_Given information_:
*-*-*

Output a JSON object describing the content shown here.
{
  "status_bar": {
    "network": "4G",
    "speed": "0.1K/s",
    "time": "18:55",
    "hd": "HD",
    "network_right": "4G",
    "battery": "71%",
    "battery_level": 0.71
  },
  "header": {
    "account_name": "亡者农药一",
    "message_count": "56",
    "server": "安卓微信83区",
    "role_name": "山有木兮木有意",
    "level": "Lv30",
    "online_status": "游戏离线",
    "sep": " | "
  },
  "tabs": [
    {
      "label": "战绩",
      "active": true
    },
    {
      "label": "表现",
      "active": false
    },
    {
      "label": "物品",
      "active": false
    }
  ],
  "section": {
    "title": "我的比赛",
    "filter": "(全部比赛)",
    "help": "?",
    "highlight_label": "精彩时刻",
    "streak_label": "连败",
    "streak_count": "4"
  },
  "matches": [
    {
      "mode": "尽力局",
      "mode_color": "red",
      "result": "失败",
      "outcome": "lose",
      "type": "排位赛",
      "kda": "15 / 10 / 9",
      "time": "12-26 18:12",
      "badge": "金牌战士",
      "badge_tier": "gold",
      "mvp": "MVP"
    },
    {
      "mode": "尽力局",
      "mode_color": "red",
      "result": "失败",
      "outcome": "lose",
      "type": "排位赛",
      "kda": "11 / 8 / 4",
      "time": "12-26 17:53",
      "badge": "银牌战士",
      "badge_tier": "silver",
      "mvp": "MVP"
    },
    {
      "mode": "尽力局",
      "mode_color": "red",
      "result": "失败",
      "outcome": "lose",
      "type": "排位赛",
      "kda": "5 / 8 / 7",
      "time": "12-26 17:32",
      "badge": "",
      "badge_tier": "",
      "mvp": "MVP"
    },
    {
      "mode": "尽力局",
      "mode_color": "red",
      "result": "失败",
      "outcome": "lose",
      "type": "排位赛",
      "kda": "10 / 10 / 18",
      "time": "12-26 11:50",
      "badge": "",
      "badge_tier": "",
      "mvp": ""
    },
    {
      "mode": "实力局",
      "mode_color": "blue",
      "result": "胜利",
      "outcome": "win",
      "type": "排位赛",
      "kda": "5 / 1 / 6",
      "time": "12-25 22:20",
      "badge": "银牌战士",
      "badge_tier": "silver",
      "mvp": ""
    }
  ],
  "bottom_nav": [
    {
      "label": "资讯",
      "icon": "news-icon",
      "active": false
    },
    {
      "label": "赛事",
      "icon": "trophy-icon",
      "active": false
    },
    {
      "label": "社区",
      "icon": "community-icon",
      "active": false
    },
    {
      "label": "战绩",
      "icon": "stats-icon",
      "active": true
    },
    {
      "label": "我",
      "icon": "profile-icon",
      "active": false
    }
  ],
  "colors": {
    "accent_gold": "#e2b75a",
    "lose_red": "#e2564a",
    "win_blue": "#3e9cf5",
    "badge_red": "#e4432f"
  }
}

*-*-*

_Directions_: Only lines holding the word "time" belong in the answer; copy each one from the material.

_Answer area_:
    "time": "18:55",
      "time": "12-26 18:12",
      "time": "12-26 17:53",
      "time": "12-26 17:32",
      "time": "12-26 11:50",
      "time": "12-25 22:20",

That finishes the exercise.